Snehana or Oleation is of two types – Internal Snehana and External Snehana. Consuming medicated oils as part of treatment is Internal Snehana and is called Sneha Pana. Literal Sanskrit translation of Sneha Pana is drinking oil. External Snehana is Abhyanga.
External Snehana is a pre-operative procedure in every Panchakarma program. The main aim of external Snehana is to prepare the body for purification. Abhyanga thus brings the vitiated doshas adherent in peripheral tissues to the gut for easy and quick expulsion by excretion.
Seven positions of Abhyanga
Classical Ayurveda texts describe the following seven steps or phases to perform this therapeutic massage:
- Sitting upright
- Lying – back
- Lying – Lateral – Left
- Lying – back
- Lying – Lateral – Right
- Lying – back
- Sitting upright
Therapist performs oil massage on the patient while patient adopts each of the above postures in sequence. On each step, the therapist carries out a gentle massage for about fifteen minutes.
As listed above, the procedure starts with therapist massaging the patient while the person is sitting erect. Then the process moves to lie down face up, then in left lateral position, then lying on back again then right lateral then lying on back again and finally sitting erect to complete the cycle.
The therapist or the practitioner should explain the entire procedure to the patient in a simple language so that the patient gets a good understanding of the process, and also they co-operate fully during the therapy. Make sure the patient has evacuated their bowel and bladder. Apply a little bit of therapeutic oil on their vertex and do 2-3 minutes massage.
Core procedure of Abhyanga
The core therapy comprises seven stages, and in each stage, the therapist performs massage on the patient while the patient adopts a sitting or lying posture.
The procedure starts with therapist performing massage while the patient is seated upright on a massage table or a stool. Apply massage oil to the head, face, ear canal, the front of neck, back and feet and massage in a gentle fashion for about ten to fifteen minutes.
The patient then changes the posture to lying left sideways, lying face down, lying right sideways, lying face up and finally the upright position to complete the cycle.

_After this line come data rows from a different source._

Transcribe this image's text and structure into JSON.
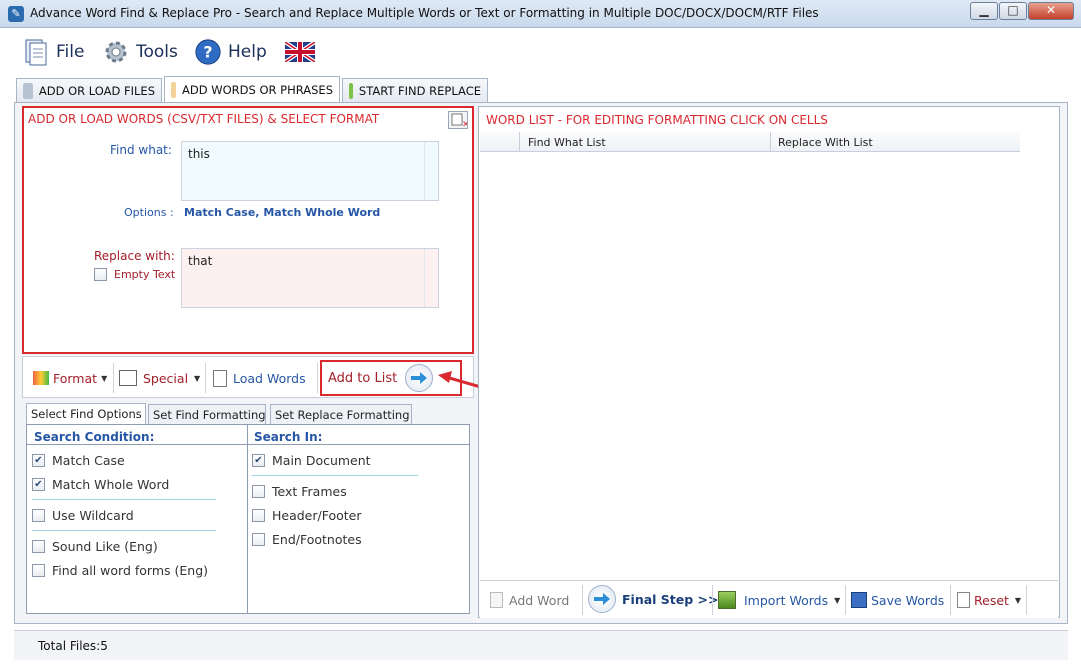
{
  "window": {
    "title": "Advance Word Find & Replace Pro - Search and Replace Multiple Words or Text  or Formatting in Multiple DOC/DOCX/DOCM/RTF Files",
    "minimize_label": "▁",
    "maximize_label": "□",
    "close_label": "✕"
  },
  "menu": {
    "file": "File",
    "tools": "Tools",
    "help": "Help"
  },
  "tabs": [
    {
      "label": "ADD OR LOAD FILES"
    },
    {
      "label": "ADD WORDS OR PHRASES"
    },
    {
      "label": "START FIND REPLACE"
    }
  ],
  "add_panel": {
    "title": "ADD OR LOAD WORDS (CSV/TXT FILES) & SELECT FORMAT",
    "find_label": "Find what:",
    "find_value": "this",
    "options_label": "Options :",
    "options_value": "Match Case, Match Whole Word",
    "replace_label": "Replace with:",
    "replace_value": "that",
    "empty_text_label": "Empty Text"
  },
  "toolbar": {
    "format": "Format",
    "special": "Special",
    "load_words": "Load Words",
    "add_to_list": "Add to List"
  },
  "option_tabs": [
    {
      "label": "Select Find Options"
    },
    {
      "label": "Set Find Formatting"
    },
    {
      "label": "Set Replace Formatting"
    }
  ],
  "search_condition": {
    "header": "Search Condition:",
    "items": [
      {
        "label": "Match Case",
        "checked": true
      },
      {
        "label": "Match Whole Word",
        "checked": true
      },
      {
        "label": "Use Wildcard",
        "checked": false
      },
      {
        "label": "Sound Like (Eng)",
        "checked": false
      },
      {
        "label": "Find all word forms (Eng)",
        "checked": false
      }
    ]
  },
  "search_in": {
    "header": "Search In:",
    "items": [
      {
        "label": "Main Document",
        "checked": true
      },
      {
        "label": "Text Frames",
        "checked": false
      },
      {
        "label": "Header/Footer",
        "checked": false
      },
      {
        "label": "End/Footnotes",
        "checked": false
      }
    ]
  },
  "word_list": {
    "title": "WORD LIST - FOR EDITING FORMATTING CLICK ON CELLS",
    "col_find": "Find What List",
    "col_replace": "Replace With List"
  },
  "right_toolbar": {
    "add_word": "Add Word",
    "final_step": "Final Step >>",
    "import_words": "Import Words",
    "save_words": "Save Words",
    "reset": "Reset"
  },
  "status": {
    "total_files": "Total Files:5"
  },
  "colors": {
    "accent_red": "#d9292e",
    "link_blue": "#2657a6"
  }
}
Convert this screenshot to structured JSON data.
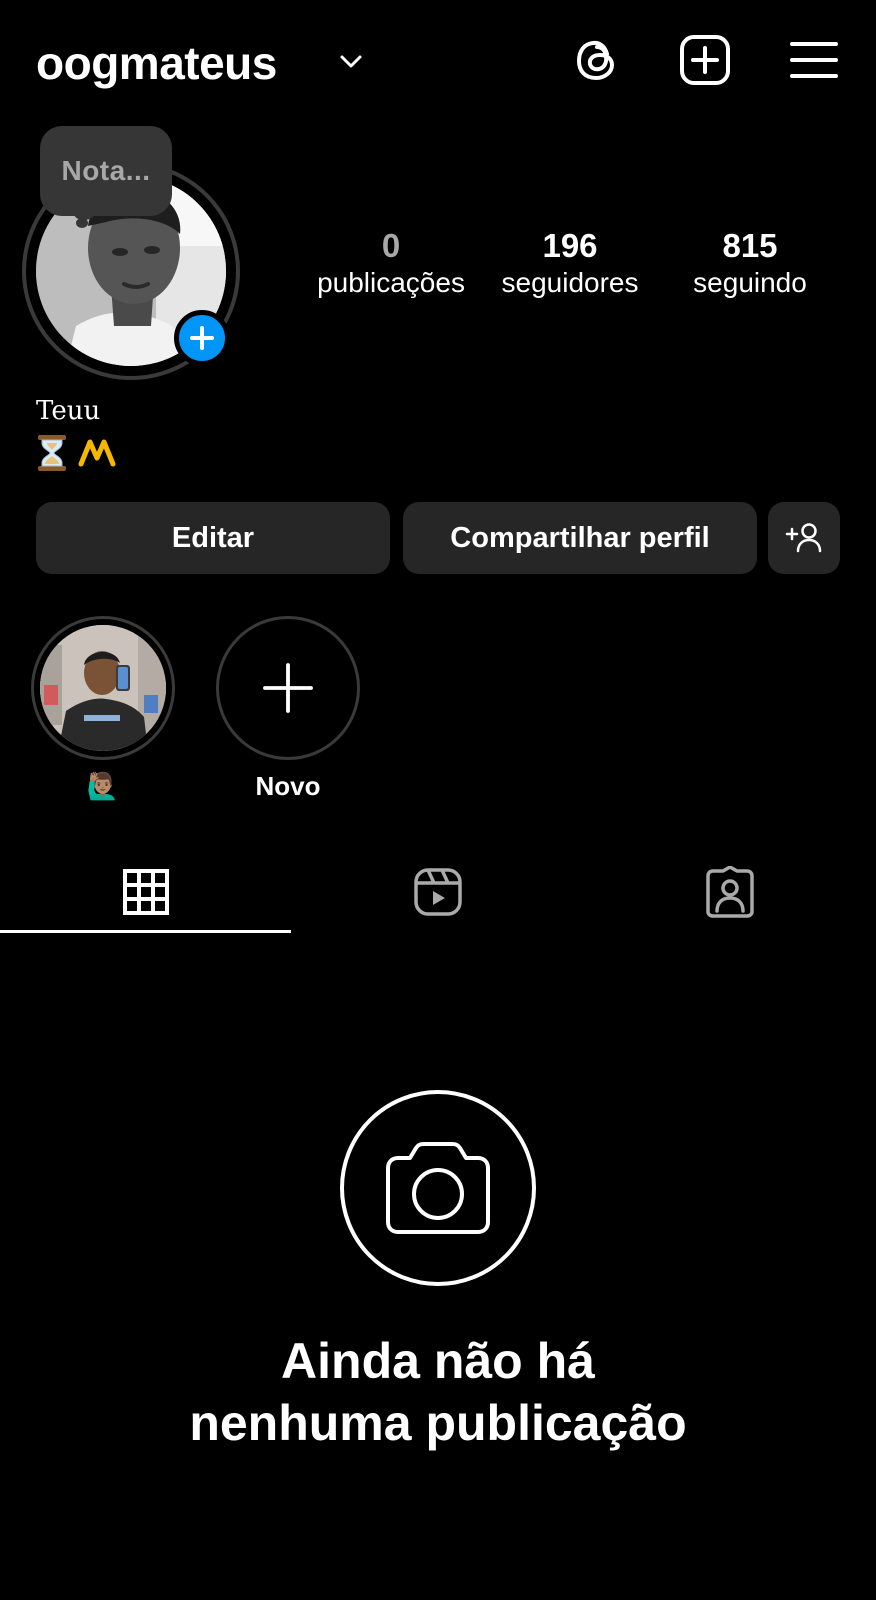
{
  "header": {
    "username": "oogmateus"
  },
  "note": {
    "placeholder": "Nota..."
  },
  "stats": {
    "posts": {
      "value": "0",
      "label": "publicações"
    },
    "followers": {
      "value": "196",
      "label": "seguidores"
    },
    "following": {
      "value": "815",
      "label": "seguindo"
    }
  },
  "bio": {
    "name": "Teuu"
  },
  "buttons": {
    "edit": "Editar",
    "share": "Compartilhar perfil"
  },
  "highlights": [
    {
      "label": "🙋🏽‍♂️"
    },
    {
      "label": "Novo"
    }
  ],
  "empty_state": {
    "line1": "Ainda não há",
    "line2": "nenhuma publicação"
  },
  "colors": {
    "background": "#000000",
    "button": "#262626",
    "accent_blue": "#0095f6",
    "muted_text": "#a8a8a8"
  },
  "icons": {
    "threads": "threads-icon",
    "create": "add-post-icon",
    "menu": "hamburger-menu-icon",
    "grid_tab": "grid-icon",
    "reels_tab": "reels-icon",
    "tagged_tab": "tagged-person-icon",
    "empty": "camera-icon"
  }
}
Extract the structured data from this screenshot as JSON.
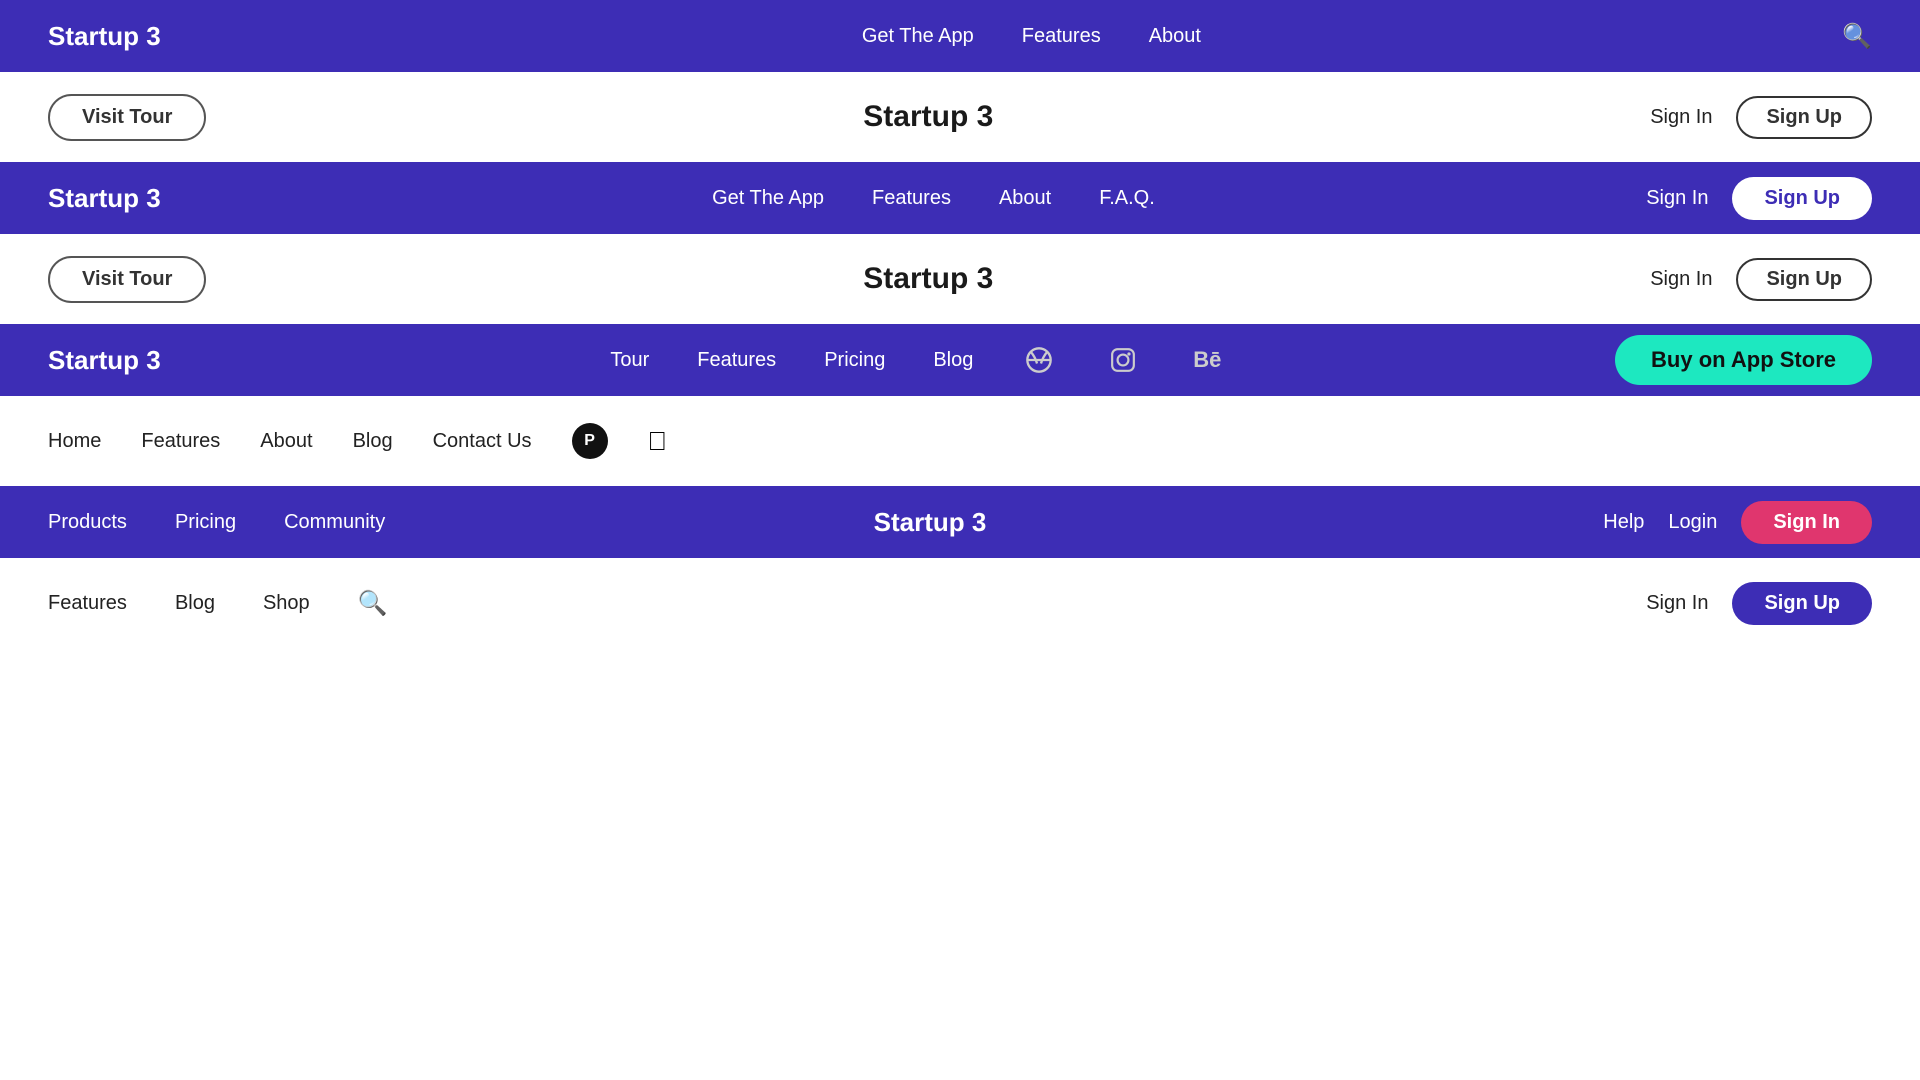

Perform massage in each posture for about 15 minutes. The whole process can take about an hour or more depending on your particular situation. Vary the treatment duration as necessary. Increase or decrease the treatment duration to suit the particular condition or the health of the patient.
Post operative procedures of abhyanga
Wipe the patient’s body with a dry and clean towel. Leaving a thin film of oil is also good. Ask the patient to rest for 30 minutes to one hour and have a warm shower afterward. A steam bath can be beneficial at this stage but not an infrared Sauna.
Benefits of Abhyanga
Applying warm ayurvedic medicated oil promotes circulation and helps diaphoresis (sweating). Abhyanga helps the skin absorb the medicinal properties of the oil. These therapeutic factors act as food, nutrient and medicinal agent on the skin. A soft and oily massage itself has a soothing effect on the nervous system as a whole. It removes metabolic waste, reduces pain and swelling, improves complexion and texture of the skin.
Abhyanga is an integral part of any Panchakarma program. Abhyanga can be done as a stand-alone cleanse therapy in the Ayurvedic treatment of endometriosis. Panchakarma is very beneficial in managing Lyme disease.
Ayurvedic Oils used in abhyanga
Many therapists use organic sesame oil for treatment. But for right results make sure that you chose the appropriate oil based on one’s dosha.
Choice of Abhyanga oil is critical.
Select oil based on patients dosha. Consider the patient’s illness and the dosha interaction while deciding the oil for best results. There may be situations where you will require not one but a combination of oils. Do not compromise on oil selection for Abhyanga. Optimal oil selection is of utmost importance for this therapeutic massage to deliver desired results.